25.  The anti-tumor activator sMEK1 and paclitaxel additively decrease expression of HIF-1α and VEGF via mTORC1-S6K/4E-BP-dependent signaling pathways 
Oncotarget  2014;5(15):6540-6551.
Recently, we found that sMEK1 effectively regulates pro-apoptotic activity when combined with a traditional chemotherapeutic drug. Therefore, combinational therapeutic strategies targeting critical molecular and cellular mechanisms are urgently required. In this present work, we evaluated whether sMEK1 enhanced the pro-apoptotic activity of chemotherapeutic drugs in ovarian carcinoma cells. Combined with a chemotherapeutic drug, sMEK1 showed an additive effect on the suppression of ovarian cancer cell growth by inducing cell cycle arrest and apoptosis and regulating related gene expression levels or protein activities. In addition, the phosphoinositide-3-kinase (PI3K)/Akt/mammalian target of rapamycin (mTOR) pathway was strongly inhibited by the combined treatment, showing de-repression of the tuberous sclerosis complex (TSC) and suppression of ras homolog enriched in the brain (Rheb) and mTOR and raptor in aggressive ovarian carcinoma cells and mouse xenograft models. Treatment with sMEK1 and paclitaxel reduced phosphorylation of ribosomal S6 kinase (S6K) and 4E-binding protein (4E-BP), two critical downstream targets of the mTOR-signaling pathway. Furthermore, both sMEK1 and paclitaxel significantly inhibited the expression of signaling components downstream of S6K/4E-BP, such as hypoxia-inducible factor-1α (HIF-1α) and vascular endothelial growth factor (VEGF), both in vitro and in vivo. Therefore, our data suggest that the combination of sMEK1 and paclitaxel is a promising and effective targeted therapy for chemotherapy-resistant or recurrent ovarian cancers.

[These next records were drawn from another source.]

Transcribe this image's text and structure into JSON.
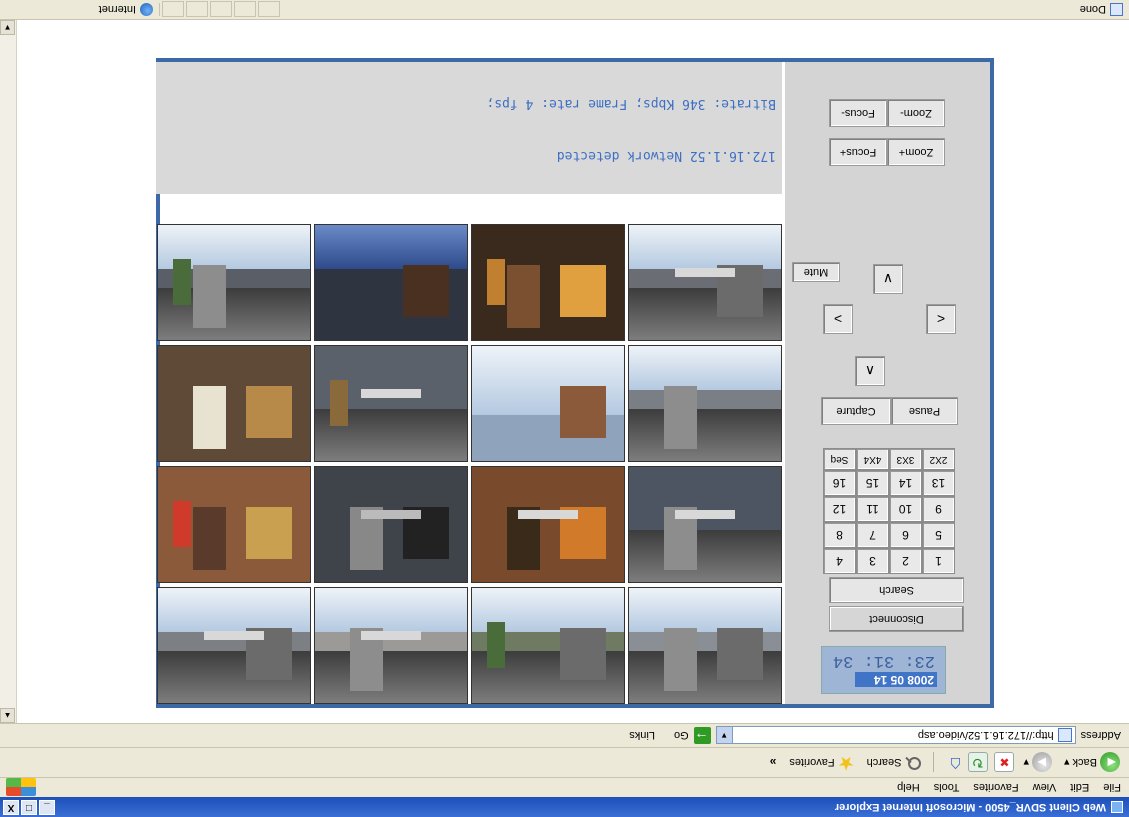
{
  "window": {
    "title": "Web Client SDVR_4500 - Microsoft Internet Explorer",
    "controls": {
      "minimize": "_",
      "maximize": "□",
      "close": "X"
    }
  },
  "menu": [
    "File",
    "Edit",
    "View",
    "Favorites",
    "Tools",
    "Help"
  ],
  "toolbar": {
    "back": "Back",
    "search": "Search",
    "favorites": "Favorites",
    "more": "»"
  },
  "address": {
    "label": "Address",
    "url": "http://172.16.1.52/video.asp",
    "go": "Go",
    "links": "Links"
  },
  "app": {
    "clock": {
      "date": "2008 05 14",
      "time": "23: 31: 34"
    },
    "buttons": {
      "disconnect": "Disconnect",
      "search": "Search",
      "pause": "Pause",
      "capture": "Capture",
      "mute": "Mute",
      "zoom_plus": "Zoom+",
      "focus_plus": "Focus+",
      "zoom_minus": "Zoom-",
      "focus_minus": "Focus-"
    },
    "camera_buttons": [
      "1",
      "2",
      "3",
      "4",
      "5",
      "6",
      "7",
      "8",
      "9",
      "10",
      "11",
      "12",
      "13",
      "14",
      "15",
      "16"
    ],
    "layouts": [
      "2X2",
      "3X3",
      "4X4",
      "Seq"
    ],
    "ptz": {
      "up": "∧",
      "down": "∨",
      "left": "<",
      "right": ">"
    },
    "info": {
      "network": "172.16.1.52 Network detected",
      "stream": "Bitrate: 346 Kbps; Frame rate: 4 fps;"
    }
  },
  "status": {
    "text": "Done",
    "zone": "Internet"
  }
}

PMCID: PMC4171649  PMID: 25153728
sMEK1 anti-activator; cell cycle arrest; caspase activity; traditional chemotherapeutic agent; ovarian cancer

Results 1-25 (58)